Was 2014 more obnoxious than previous years? It seemed pretty obnoxious, but was it as annoying as the year when an asteroid killed off all the mammoths and everyone had to subsist on boiled dirt weed? Hard to say, I must consult the oral histories. But 2014 definitely had some things – trends, phenomena, people, machinations of the zeitgeist – we would prefer to leave behind as we bravely soldier on towards entropy. I don’t mean the big, obvious stuff, like pollution and war and bullying, just the persistent, vaguely annoying pebbles in the collective shoe, so to speak. Here’s a brief list.
I turn on the television, I get Geico ads. I try to watch a YouTube video, I get Geico ads. I watched planes fly around during Fleet Week in San Francisco, and no joke, there was a goddamned skywriter making a Geico ad in the sky. I literally can’t even escape Geico while drinking in a park.
Aside from the fact that most of Geico’s ad concepts are so idiotic they shouldn’t have made it from someone’s brain to their mouth let alone pass vetting from multiple adult humans (that “Old MacDonald can’t spell” ad, holy hell), they have an entire series of ads whose entire premise is how oversaturated we already are with their ads (“Did you know about Geico?” “Of course, everyone knows that”). First of all, no one with this much ad money to burn could’ve made it without raping their customers. They’re essentially admitting, “Yes, this business is absolutely a racket.”
Don’t hate them as much as I do yet? Watch this video where the ad creators congratulate themselves for their brilliant concepts:
They seem to have gotten rid of the guitar/mandolin duo in 2014, which was a great first step. Now, let’s finish the job and bulldoze the entire company into a volcano.
By the way, if you want to know how to make commercials that don’t annoy the piss out of everyone, take a note from Southern Comfort, who has the best ad department in the universe.
I don’t know if hops obsession in other places is as persistent a problem as it is in Northern California and the Pacific Northwest, but around these parts, four out of every six beer taps is dedicated to an IPA. So many choices!
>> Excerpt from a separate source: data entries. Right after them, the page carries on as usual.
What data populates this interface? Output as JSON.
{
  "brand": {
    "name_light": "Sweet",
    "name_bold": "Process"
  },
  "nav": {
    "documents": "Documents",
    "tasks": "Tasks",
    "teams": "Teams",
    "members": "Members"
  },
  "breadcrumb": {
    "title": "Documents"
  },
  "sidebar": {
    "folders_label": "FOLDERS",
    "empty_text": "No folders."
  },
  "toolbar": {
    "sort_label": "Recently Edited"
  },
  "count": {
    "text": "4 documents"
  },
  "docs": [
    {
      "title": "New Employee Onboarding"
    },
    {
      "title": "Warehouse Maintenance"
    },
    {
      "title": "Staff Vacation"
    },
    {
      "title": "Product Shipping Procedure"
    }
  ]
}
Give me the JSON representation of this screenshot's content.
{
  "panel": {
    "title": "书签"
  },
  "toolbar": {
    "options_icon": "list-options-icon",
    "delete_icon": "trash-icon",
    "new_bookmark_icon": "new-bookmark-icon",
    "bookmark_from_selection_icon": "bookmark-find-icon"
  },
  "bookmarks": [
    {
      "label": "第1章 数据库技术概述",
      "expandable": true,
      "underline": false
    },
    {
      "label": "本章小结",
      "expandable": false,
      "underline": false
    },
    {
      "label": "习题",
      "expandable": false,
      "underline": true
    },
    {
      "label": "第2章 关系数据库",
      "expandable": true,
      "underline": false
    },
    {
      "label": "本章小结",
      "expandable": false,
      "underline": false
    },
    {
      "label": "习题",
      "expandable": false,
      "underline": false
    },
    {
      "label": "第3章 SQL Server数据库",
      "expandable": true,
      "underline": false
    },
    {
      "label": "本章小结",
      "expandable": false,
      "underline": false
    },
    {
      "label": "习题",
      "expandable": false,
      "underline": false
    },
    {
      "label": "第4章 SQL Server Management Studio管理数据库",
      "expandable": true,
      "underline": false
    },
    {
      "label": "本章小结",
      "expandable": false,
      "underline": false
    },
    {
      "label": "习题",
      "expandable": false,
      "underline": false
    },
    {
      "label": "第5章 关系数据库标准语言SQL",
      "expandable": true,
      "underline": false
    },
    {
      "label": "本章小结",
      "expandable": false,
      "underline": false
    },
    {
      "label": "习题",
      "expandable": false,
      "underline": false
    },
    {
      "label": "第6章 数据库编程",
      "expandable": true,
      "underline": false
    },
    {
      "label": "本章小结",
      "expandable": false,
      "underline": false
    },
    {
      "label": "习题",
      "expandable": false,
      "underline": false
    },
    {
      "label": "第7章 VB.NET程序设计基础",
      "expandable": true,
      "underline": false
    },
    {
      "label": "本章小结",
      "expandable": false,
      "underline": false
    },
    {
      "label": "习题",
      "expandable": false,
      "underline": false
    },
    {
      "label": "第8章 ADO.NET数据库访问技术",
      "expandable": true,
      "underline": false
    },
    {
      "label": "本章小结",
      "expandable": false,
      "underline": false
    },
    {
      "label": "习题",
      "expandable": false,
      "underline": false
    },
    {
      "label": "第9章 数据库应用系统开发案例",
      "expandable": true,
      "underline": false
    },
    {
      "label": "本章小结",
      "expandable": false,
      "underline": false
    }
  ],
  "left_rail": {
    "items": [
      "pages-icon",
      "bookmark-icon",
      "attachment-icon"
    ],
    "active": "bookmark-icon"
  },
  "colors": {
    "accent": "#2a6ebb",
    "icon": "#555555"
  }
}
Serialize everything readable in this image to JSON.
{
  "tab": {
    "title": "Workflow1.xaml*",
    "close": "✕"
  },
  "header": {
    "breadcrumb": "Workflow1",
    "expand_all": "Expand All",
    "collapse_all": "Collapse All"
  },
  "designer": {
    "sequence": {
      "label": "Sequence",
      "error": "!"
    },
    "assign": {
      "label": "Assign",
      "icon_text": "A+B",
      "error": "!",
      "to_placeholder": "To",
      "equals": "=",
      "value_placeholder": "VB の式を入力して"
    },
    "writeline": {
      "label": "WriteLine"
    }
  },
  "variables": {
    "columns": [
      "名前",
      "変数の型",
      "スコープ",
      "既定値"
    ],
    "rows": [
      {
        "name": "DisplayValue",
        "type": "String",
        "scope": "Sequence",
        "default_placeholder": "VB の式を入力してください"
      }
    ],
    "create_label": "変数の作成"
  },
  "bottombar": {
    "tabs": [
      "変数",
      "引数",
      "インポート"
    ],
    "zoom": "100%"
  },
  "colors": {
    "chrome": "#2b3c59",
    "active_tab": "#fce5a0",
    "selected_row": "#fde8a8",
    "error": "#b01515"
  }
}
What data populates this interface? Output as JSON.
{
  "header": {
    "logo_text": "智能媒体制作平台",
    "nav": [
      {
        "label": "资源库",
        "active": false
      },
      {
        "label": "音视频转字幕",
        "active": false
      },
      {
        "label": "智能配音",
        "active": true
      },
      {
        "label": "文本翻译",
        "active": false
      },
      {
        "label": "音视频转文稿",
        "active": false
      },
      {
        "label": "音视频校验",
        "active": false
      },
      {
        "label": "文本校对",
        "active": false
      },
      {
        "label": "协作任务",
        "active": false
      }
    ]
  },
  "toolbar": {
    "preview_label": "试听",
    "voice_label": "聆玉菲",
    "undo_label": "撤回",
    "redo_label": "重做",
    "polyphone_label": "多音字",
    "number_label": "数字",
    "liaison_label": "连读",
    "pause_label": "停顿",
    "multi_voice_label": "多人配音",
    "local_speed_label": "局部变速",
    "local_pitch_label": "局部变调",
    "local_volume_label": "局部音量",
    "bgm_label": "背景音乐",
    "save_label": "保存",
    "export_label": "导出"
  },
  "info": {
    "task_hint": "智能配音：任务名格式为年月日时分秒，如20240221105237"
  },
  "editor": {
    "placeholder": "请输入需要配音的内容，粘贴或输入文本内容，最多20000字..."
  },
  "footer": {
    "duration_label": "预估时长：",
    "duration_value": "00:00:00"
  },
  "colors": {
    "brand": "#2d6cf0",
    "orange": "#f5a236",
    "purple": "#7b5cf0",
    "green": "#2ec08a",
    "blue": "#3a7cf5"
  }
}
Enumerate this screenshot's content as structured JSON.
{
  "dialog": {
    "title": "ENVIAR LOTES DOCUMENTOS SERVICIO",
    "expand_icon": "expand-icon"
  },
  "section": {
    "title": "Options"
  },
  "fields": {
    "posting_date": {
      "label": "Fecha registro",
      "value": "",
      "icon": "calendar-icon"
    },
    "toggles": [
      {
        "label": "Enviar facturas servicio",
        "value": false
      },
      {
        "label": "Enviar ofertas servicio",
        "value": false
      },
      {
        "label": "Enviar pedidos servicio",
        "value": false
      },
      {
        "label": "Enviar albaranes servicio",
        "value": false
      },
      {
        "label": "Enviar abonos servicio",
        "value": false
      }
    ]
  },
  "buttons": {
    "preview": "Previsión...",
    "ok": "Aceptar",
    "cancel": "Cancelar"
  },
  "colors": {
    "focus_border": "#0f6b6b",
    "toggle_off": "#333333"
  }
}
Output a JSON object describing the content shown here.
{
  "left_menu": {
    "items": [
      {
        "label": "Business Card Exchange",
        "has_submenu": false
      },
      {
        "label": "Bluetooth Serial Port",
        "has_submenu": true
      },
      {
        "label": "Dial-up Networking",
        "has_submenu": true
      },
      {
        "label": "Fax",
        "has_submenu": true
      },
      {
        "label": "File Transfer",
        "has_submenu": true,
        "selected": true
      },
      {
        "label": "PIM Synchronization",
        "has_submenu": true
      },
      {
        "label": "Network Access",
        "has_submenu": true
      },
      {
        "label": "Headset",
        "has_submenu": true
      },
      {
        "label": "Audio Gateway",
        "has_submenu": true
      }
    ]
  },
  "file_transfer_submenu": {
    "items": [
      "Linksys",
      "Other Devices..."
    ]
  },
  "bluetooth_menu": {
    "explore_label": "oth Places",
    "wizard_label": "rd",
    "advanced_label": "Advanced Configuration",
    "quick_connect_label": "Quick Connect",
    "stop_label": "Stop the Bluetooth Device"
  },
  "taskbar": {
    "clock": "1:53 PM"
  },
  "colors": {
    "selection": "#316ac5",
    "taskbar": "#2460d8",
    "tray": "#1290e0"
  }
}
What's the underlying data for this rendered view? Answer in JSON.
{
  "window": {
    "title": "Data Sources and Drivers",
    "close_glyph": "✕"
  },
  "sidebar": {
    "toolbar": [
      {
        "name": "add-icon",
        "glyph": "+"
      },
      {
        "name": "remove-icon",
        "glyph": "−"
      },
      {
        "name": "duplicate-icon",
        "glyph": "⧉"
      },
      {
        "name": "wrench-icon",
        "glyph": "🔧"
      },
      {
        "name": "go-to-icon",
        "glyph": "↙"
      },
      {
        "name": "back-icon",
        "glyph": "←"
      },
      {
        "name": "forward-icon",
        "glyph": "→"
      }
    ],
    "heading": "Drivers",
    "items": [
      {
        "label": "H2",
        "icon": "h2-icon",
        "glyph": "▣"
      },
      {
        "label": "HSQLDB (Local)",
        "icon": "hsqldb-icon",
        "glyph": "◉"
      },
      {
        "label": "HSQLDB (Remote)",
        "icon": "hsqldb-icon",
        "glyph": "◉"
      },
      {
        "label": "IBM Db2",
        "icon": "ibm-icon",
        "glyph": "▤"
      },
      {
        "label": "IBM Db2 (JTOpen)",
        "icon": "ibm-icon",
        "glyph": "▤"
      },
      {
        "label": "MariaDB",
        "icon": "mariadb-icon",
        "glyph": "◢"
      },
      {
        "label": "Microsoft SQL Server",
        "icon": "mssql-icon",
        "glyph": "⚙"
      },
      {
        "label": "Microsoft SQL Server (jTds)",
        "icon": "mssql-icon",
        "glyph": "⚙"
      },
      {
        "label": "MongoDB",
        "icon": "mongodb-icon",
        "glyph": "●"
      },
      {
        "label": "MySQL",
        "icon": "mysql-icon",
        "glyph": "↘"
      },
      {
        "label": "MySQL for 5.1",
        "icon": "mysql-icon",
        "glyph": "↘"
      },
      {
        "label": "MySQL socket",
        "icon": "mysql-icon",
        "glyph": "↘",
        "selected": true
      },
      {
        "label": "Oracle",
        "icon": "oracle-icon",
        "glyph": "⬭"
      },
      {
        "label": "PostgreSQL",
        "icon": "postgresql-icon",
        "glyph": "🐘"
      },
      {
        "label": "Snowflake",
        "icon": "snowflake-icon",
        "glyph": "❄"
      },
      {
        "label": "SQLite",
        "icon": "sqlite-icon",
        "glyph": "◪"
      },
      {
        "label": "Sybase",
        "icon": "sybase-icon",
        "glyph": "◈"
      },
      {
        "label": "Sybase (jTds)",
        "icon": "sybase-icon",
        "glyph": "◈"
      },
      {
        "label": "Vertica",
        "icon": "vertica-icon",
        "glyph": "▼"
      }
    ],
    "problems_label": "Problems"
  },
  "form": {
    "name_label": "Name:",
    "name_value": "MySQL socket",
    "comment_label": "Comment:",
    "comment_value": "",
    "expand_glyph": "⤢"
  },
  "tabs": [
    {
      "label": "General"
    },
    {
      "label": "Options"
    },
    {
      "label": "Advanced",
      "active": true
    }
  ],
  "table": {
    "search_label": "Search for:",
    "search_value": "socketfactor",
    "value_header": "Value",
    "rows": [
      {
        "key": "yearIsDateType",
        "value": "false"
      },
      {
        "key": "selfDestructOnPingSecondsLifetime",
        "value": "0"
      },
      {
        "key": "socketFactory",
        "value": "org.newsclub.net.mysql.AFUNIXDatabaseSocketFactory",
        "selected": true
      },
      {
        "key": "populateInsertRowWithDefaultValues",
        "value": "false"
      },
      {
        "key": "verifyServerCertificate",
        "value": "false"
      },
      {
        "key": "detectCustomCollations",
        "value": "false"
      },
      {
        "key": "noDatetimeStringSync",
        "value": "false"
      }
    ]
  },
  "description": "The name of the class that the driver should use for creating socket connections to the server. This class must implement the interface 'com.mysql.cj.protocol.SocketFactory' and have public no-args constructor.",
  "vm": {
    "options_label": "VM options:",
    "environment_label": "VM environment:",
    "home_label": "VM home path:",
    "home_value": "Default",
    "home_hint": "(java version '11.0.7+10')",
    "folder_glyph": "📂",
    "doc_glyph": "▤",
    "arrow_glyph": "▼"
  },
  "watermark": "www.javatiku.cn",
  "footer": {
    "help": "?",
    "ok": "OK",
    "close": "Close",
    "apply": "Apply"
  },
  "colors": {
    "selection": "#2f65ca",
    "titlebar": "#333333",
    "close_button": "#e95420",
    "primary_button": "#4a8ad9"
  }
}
Hmm, let’s see… do I want an IPA, a double-hopped IPA, or the quintuple-hopped hopsplosion limited edition dry-hopped hops growler served in a pine tree? If I ask a waitress what’s on tap, eight times out of ten the first words out of her mouth are “well, we have a really good IPA…” and almost every self-described “beer snob” lists five different IPAs as his/her favorite. Look, nothing against an IPA from time to time, but guess what! There are other flavors besides hops! If you’ll permit me an analogy, drenching everything you eat in hot sauce does not make you a Mexican food aficionado.
Most of their video concepts are based on finding some half retarded shut-in to sample something all normal humans have experienced. Then they zoom in on the person’s dumb face as he or she tries to come to terms with the concept of “Swiss cheese” or whatever. “It has… holes in it? Gosh, well that’s kind of… weird.”
Money quote: “I’ve never had syrup before.”
Nothing like watching a group of grown adults so intellectually uncurious they need a camera on them to try, say, drinking from a glass, or reading a book. “Gosh, I never thought to pet a dog before, is that what the fur is for? It never occurred to me.”
Other videos, you can’t tell if they’re just stupid, or actually offensive.
The worst part about them is that you wind up so infuriated that you want to send them to everyone you know as the perfect example of the decline of civilization, and then you realize your reaction was probably the point all along. Outrage sharing is baked into the business model. Now I have to feel guilty about my own indignation! Buzzfeed even manages to ruin hate-watching.
Corporate Drones Being Taught To Empathize
In case you missed it, this week brought us yet another nightmarish Comcast phone call.
Most of the focus seems to be on the fact that Comcast won’t honor their own promises even when you record them. Which is terrible, certainly, but not enough attention is being paid to the fact that every time the caller outlines a problem, the Comcast rep says something like “Well yes, I can certainly see why that would be a problem. I would be angry too if I were you, I am also a customer in many situations. I AM CURRENTLY EMPATHIZING, MR. ____. IF YOU ARE SATISFIED WITH MY EMPATHY PLEASE PRESS 4 TO TAKE A QUICK SURVEY.”